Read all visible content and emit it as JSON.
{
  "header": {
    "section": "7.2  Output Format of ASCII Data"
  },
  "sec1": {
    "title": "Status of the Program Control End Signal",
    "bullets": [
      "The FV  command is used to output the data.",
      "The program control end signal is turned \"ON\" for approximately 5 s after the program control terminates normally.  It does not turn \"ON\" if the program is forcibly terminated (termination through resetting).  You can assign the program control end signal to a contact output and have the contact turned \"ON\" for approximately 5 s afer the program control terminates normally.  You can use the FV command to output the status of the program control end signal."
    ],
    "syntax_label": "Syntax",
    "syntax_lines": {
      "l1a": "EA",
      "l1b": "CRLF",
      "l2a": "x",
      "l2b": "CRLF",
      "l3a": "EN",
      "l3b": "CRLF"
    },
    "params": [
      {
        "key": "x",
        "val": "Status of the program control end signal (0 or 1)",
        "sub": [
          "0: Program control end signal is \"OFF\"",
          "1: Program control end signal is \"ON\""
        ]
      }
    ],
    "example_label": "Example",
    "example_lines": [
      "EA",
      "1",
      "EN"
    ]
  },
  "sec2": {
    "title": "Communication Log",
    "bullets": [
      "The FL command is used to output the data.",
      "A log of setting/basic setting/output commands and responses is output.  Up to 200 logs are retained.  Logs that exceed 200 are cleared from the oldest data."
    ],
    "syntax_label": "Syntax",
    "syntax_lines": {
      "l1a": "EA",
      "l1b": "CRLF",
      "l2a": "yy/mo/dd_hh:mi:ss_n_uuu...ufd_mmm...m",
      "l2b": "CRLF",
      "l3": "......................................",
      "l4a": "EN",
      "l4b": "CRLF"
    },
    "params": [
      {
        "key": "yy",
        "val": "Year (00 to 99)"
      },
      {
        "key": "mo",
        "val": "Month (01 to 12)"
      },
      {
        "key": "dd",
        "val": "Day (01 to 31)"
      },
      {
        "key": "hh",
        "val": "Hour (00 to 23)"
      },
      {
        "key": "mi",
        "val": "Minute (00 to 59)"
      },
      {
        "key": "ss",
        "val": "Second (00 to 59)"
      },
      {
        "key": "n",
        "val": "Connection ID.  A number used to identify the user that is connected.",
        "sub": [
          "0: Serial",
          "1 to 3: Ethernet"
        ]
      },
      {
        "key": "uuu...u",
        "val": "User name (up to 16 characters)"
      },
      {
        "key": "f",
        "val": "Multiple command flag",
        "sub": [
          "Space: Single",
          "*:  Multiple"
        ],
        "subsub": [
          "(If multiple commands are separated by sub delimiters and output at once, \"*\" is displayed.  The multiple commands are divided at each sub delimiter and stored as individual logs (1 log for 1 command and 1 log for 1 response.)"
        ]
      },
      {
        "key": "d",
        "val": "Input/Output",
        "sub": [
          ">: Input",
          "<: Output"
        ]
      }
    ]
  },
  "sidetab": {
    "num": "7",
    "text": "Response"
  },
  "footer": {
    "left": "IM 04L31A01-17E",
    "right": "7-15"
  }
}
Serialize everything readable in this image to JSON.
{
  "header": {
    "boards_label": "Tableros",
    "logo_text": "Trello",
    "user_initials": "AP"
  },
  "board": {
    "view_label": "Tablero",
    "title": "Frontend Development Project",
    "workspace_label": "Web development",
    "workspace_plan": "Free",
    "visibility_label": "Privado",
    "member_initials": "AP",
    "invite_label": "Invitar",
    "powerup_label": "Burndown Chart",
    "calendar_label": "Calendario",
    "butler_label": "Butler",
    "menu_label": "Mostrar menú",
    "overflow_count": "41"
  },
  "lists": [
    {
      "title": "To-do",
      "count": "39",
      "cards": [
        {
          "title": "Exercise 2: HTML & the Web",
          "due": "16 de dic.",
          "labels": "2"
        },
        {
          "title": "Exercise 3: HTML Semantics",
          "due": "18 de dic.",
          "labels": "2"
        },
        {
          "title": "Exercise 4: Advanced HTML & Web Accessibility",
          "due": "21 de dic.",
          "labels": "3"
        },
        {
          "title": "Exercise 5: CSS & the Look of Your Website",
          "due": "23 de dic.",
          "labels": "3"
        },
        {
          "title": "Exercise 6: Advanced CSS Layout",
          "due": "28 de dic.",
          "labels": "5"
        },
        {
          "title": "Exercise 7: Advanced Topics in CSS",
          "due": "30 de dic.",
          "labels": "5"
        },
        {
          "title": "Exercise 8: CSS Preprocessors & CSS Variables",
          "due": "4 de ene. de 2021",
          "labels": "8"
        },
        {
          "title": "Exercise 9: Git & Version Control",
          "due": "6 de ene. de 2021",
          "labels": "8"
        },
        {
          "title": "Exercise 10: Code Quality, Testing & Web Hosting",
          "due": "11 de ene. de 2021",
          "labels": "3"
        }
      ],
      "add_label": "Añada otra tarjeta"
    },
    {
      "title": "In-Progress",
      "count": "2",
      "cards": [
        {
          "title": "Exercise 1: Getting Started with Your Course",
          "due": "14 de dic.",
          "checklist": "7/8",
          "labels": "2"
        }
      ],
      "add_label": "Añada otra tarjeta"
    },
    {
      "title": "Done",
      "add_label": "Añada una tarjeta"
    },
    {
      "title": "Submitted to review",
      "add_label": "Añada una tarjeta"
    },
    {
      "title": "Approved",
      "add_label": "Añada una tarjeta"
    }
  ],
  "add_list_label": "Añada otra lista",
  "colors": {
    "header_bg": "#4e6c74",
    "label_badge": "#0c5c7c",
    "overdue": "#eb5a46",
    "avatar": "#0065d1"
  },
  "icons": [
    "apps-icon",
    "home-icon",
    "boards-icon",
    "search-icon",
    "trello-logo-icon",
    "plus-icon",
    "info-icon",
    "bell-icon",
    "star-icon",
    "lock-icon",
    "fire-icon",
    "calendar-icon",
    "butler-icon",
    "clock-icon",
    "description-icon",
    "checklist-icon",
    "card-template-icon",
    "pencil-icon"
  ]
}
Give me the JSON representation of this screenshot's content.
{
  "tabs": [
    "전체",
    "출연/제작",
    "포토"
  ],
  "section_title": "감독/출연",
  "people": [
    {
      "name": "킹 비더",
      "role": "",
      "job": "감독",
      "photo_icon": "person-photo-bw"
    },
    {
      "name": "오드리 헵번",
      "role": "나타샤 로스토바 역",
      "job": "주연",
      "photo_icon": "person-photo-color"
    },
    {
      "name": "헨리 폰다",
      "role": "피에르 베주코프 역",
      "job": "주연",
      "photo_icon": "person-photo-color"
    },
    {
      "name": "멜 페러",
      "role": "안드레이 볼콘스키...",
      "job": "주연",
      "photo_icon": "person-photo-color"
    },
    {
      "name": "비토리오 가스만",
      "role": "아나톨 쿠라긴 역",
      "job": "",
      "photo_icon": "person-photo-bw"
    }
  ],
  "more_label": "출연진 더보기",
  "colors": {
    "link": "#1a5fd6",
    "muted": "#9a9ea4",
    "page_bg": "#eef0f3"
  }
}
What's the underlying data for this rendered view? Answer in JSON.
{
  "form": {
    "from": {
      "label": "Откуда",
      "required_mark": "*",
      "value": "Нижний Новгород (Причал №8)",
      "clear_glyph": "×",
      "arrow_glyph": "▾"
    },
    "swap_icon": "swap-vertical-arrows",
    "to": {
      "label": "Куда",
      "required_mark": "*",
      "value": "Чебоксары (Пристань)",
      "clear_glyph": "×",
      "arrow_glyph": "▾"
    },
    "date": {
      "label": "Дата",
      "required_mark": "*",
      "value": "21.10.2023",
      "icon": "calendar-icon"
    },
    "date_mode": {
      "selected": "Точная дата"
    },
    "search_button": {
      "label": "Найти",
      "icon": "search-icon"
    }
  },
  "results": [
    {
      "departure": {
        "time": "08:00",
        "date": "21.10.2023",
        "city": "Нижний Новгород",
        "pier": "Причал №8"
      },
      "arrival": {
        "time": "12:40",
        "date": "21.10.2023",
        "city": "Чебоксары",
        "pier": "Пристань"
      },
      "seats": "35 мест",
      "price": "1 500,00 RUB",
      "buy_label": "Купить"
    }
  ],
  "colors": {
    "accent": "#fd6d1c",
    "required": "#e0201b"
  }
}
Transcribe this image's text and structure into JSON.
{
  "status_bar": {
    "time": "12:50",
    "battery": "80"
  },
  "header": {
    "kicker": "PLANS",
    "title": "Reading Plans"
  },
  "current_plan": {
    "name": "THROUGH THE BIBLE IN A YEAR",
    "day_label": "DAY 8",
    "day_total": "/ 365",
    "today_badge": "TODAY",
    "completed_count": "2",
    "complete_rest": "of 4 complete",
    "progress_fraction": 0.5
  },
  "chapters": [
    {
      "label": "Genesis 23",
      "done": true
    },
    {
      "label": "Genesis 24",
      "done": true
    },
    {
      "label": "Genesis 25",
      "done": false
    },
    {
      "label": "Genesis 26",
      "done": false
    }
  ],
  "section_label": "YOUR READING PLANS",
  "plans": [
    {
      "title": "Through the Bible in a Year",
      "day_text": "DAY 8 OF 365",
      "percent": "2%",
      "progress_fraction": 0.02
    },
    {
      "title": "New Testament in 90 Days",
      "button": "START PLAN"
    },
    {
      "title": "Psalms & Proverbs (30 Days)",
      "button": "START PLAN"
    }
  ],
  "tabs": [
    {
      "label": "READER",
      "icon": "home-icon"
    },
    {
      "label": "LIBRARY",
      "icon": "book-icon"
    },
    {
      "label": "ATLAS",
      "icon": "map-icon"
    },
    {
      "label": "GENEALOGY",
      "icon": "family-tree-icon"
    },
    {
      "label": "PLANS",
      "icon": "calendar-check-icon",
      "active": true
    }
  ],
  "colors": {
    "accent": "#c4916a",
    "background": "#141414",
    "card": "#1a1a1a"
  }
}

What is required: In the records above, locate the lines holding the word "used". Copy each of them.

The answer:
      "The FV  command is used to output the data.",
      "The FL command is used to output the data.",
        "val": "Connection ID.  A number used to identify the user that is connected.",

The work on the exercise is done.